Problem requirements |
Within the listing below, show every line that contains the word "JSON".
________________________
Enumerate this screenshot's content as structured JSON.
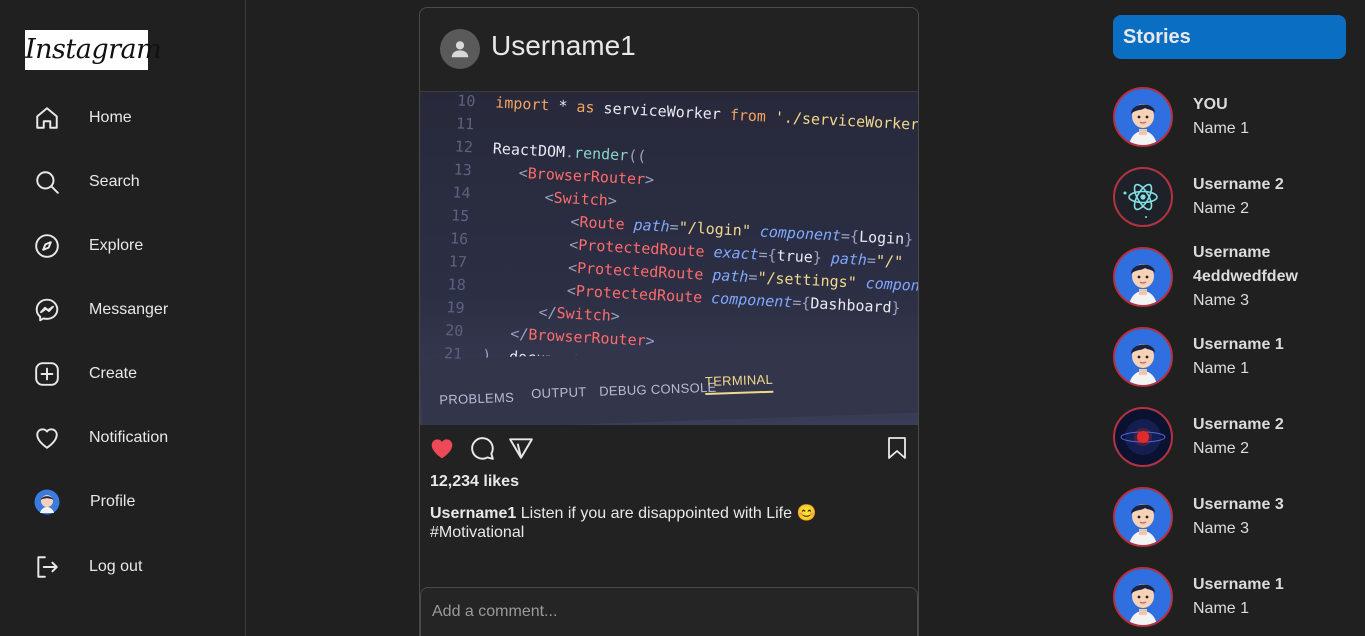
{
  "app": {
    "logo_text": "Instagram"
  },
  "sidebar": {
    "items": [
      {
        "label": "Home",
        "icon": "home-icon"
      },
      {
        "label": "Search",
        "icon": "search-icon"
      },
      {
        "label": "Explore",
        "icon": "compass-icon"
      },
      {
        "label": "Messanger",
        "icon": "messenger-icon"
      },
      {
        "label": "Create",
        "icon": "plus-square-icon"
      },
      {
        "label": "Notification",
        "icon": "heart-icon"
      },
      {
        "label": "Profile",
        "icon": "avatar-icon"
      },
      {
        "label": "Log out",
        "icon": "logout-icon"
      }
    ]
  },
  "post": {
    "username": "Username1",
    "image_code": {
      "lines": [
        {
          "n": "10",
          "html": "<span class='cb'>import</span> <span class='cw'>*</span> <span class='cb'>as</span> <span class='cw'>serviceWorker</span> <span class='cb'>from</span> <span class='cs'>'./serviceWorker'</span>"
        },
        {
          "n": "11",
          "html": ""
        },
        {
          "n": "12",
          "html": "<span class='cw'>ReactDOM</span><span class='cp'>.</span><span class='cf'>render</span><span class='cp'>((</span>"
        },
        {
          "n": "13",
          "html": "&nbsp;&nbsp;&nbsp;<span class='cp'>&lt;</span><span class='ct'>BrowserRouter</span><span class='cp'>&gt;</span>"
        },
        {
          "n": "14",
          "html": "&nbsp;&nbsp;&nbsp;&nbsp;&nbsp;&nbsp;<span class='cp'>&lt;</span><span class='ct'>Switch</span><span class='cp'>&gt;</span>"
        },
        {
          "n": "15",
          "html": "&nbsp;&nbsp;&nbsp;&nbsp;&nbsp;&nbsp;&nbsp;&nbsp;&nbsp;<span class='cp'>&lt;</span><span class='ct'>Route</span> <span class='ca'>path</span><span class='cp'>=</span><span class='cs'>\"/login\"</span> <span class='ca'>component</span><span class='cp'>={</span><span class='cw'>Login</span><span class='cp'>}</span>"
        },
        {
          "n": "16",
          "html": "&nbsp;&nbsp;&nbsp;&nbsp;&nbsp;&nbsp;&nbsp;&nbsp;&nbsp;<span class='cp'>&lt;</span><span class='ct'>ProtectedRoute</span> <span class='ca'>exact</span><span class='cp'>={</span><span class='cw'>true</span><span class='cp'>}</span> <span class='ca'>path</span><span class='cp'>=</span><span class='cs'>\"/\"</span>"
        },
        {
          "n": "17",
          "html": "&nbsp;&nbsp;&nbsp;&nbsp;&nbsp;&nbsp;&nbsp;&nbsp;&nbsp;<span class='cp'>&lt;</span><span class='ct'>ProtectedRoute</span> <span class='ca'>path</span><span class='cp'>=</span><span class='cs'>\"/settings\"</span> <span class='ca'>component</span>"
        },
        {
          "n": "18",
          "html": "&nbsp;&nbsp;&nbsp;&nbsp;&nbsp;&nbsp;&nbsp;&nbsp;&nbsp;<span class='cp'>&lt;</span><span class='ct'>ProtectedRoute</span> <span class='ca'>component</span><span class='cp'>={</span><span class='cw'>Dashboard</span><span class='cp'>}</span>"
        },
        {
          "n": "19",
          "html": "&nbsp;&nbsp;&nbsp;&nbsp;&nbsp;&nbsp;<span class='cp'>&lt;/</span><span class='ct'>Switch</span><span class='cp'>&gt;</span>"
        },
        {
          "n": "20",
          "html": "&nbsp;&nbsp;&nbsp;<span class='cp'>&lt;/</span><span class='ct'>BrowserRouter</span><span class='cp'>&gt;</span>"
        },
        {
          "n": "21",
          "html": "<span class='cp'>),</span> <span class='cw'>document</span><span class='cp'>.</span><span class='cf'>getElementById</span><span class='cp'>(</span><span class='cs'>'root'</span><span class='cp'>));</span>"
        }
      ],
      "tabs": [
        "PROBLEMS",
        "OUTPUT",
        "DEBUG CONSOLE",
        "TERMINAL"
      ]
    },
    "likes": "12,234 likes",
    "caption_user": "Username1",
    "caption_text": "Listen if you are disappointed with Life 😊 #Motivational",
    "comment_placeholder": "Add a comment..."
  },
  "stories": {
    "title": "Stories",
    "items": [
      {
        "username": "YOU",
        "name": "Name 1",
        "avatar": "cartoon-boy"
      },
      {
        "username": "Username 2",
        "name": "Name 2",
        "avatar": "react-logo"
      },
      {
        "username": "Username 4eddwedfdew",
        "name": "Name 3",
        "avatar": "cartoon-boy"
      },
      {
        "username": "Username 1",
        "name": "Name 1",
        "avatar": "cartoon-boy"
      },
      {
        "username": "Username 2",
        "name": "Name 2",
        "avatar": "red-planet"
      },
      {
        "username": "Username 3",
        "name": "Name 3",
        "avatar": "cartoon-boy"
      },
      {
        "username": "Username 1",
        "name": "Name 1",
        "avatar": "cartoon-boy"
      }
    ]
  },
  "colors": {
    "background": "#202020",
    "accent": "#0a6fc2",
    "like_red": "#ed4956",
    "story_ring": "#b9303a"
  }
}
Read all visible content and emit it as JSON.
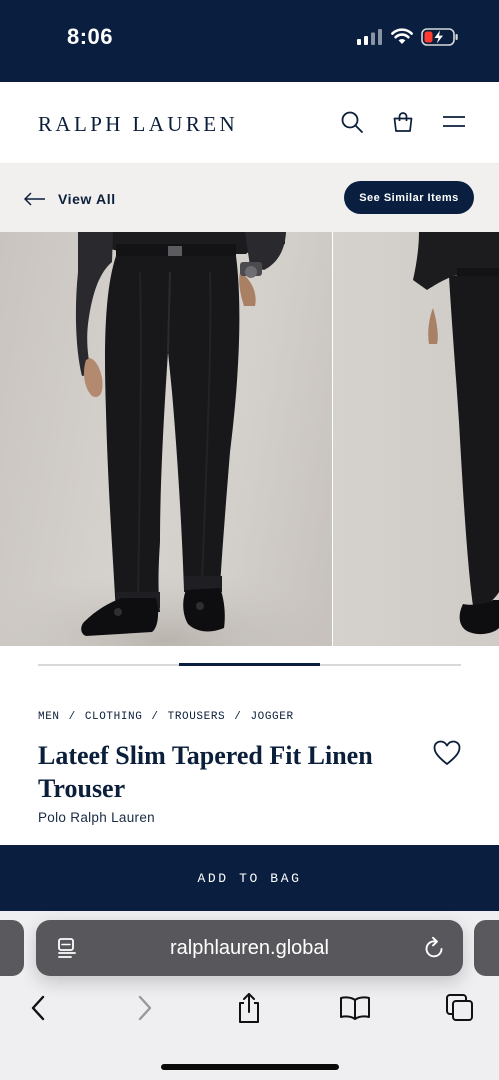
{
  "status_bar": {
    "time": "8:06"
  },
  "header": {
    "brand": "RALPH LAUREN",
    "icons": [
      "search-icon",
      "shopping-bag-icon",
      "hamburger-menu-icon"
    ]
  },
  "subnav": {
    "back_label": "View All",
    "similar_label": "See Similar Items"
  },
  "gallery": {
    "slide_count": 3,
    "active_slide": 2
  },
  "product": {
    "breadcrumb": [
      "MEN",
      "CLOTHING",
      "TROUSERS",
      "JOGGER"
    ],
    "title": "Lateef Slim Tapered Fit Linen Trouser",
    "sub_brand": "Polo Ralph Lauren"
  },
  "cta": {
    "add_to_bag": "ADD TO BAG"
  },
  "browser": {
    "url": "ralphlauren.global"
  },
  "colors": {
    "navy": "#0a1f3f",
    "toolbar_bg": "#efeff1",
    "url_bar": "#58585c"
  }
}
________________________
Response area |
Enumerate this screenshot's content as structured JSON.
Read all visible content and emit it as JSON.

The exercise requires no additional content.